“With the current carbon price of $ 62 per ton, approximately 46% of the national decarbonization program can be financed through payments on carbon units,” said German Gref. On June 30, on the world’s largest European exchange for trading EU ETS emissions quotas, a ton of CO2 cost € 56 (about $ 66).
There are 29 CO2 emission trading systems operating in the world. The regulator sets an upper ceiling on the allowable emissions for specific industries. If the company throws out less than the limit, then it can sell free volumes (quotas). They are bought by those who do not fit into the limit.
In Russia, a carbon trading system in a pilot mode may start working on Sakhalin in 2022. Sberbank is one of the contenders for the creation of a carbon quota system. “We had such an experience, we started this work within the framework of the Paris Agreement,” said German Gref in May. In addition, Sberbank has developed a blockchain platform for trading green certificates for the international organization I-REC. This development is likely to be used on the Russian platform of the Market Council (energy market regulator). The bank’s income from participation in the platform is likely to be generated by fees.

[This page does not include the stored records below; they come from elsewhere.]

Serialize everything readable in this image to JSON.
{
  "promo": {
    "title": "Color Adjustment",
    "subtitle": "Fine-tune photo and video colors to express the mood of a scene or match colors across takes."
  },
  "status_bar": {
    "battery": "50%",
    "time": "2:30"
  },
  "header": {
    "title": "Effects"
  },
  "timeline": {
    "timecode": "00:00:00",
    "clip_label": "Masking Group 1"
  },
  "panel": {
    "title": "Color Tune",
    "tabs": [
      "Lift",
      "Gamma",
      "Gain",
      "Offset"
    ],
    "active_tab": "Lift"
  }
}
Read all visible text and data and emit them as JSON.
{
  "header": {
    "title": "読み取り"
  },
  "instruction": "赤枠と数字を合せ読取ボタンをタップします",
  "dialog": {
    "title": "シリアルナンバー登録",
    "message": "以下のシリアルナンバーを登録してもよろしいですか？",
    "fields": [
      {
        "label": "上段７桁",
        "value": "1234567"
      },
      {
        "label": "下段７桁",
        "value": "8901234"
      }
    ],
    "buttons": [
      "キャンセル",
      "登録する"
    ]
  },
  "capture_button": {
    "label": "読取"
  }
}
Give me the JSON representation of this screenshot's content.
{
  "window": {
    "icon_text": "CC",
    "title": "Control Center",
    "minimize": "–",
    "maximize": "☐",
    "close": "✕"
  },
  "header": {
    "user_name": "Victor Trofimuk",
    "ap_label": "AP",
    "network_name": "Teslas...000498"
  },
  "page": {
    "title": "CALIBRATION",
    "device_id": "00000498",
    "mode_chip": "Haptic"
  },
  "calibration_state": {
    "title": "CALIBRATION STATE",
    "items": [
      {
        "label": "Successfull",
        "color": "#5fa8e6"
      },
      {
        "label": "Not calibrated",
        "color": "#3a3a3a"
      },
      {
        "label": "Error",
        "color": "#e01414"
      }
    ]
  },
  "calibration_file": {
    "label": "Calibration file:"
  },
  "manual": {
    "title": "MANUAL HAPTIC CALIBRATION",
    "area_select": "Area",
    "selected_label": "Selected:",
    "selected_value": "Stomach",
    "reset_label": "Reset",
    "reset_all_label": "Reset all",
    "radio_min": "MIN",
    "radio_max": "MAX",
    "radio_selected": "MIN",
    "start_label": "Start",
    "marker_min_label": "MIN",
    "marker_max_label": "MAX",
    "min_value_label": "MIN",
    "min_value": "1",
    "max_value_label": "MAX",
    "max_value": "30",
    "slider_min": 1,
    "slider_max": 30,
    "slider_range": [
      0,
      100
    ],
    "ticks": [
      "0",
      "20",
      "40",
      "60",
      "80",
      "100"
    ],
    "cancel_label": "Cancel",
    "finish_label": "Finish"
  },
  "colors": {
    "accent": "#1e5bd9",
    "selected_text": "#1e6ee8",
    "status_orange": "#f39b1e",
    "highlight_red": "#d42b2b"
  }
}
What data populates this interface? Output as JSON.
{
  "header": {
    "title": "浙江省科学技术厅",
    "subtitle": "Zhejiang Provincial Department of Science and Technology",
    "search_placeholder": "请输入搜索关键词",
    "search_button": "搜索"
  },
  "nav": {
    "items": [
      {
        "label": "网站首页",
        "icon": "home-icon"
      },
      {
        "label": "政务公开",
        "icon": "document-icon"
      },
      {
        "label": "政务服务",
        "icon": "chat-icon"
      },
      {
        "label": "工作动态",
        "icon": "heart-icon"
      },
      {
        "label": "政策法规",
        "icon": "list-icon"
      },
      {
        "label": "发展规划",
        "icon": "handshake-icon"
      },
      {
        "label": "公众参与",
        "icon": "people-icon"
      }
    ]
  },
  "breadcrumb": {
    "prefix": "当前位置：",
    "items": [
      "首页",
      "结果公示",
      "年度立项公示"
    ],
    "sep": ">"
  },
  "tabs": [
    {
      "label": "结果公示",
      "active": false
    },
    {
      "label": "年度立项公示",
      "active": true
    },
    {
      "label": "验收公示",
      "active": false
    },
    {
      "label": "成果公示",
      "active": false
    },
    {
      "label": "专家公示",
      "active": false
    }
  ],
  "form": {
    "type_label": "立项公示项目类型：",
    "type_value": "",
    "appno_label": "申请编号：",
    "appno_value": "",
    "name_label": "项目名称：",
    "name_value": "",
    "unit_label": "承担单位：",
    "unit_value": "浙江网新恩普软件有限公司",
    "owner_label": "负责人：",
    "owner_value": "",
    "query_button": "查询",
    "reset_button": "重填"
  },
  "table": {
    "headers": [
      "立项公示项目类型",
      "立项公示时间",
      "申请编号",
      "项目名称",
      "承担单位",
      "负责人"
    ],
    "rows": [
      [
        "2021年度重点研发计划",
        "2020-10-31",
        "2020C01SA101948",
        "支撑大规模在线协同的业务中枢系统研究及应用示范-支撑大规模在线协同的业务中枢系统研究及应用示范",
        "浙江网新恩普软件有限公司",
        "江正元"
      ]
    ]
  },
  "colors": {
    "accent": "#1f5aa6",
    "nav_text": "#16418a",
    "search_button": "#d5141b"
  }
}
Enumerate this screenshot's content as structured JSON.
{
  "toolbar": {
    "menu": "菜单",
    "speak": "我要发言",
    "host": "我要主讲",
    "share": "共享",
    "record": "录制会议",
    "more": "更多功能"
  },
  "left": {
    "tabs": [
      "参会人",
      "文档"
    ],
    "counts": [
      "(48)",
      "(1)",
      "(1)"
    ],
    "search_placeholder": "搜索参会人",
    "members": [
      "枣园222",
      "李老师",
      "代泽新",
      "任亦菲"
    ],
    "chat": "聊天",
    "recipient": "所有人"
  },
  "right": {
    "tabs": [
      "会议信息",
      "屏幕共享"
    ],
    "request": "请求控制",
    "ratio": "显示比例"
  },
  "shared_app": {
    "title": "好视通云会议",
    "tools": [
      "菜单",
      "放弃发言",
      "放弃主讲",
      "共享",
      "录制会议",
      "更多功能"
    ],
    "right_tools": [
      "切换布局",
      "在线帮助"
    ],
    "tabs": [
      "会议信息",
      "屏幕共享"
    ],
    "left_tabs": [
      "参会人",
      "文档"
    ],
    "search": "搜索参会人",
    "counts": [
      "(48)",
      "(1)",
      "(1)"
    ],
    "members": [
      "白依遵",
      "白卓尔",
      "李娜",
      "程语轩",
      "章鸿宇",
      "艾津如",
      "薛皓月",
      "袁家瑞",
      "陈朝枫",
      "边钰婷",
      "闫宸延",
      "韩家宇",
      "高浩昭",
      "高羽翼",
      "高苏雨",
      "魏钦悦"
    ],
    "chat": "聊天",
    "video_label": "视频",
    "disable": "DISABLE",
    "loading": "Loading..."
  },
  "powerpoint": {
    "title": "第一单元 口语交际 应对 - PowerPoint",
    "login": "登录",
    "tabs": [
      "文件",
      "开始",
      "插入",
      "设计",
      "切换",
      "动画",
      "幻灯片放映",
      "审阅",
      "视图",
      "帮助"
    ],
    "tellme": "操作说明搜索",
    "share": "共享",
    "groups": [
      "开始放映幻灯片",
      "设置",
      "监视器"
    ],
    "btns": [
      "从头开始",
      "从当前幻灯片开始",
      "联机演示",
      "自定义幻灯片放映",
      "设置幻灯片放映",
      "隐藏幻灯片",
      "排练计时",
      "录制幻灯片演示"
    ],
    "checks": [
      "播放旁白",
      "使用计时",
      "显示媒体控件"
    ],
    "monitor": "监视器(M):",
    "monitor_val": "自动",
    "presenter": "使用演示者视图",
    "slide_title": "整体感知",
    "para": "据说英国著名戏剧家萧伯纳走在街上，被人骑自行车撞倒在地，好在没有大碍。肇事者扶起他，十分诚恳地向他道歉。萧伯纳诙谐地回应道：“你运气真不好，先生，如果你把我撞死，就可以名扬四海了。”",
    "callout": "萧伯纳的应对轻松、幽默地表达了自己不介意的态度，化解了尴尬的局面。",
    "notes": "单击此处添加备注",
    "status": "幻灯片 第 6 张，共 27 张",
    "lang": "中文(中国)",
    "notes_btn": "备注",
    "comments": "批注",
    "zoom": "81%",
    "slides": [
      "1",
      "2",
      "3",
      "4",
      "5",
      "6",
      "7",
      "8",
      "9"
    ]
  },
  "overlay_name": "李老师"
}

The total size of such a commission, if CO2 trade spreads to the entire Russian economy, can be quite significant. So, if we apply the CO2 price corridor, which is planned in the Sakhalin experiment (from 150 rubles to 2 thousand rubles per ton), then the total payments in the national emissions trading system will be from 100 billion rubles. up to 1.2 trillion rubles. a year, according to Vladimir Sklyar from VTB Capital.
And at the current price of CO2 for the EU ETS, the electric power industry, together with refining and petrochemicals, will have to pay $ 18 billion a year, estimates Sergei Yezhov, chief economist at Vygon Consulting.
The named figure of losses of $ 4.4 trillion is an estimate in the event of a stress scenario, but in less radical scenarios the losses will be much smaller, Sergei Yezhov believes. “This assessment is based on the baseline scenario with a favorable outlook for market development. If we take 2020 as a base, when all Russian oil and gas and coal exports amounted to $ 137 billion (or $ 4.1 trillion over 30 years), then, compared with such a base, losses will begin only after 2035, “the expert notes. In his opinion, in Russia it is impossible to copy the European system of quotas trading, because it was built taking into account local peculiarities and aimed at the growth of the economies of European countries. In his opinion, the decarbonization policy in the Russian Federation should also be carried out using Russia’s competitive advantages in the form of hydrocarbon resources and the absorbing capacity of forests.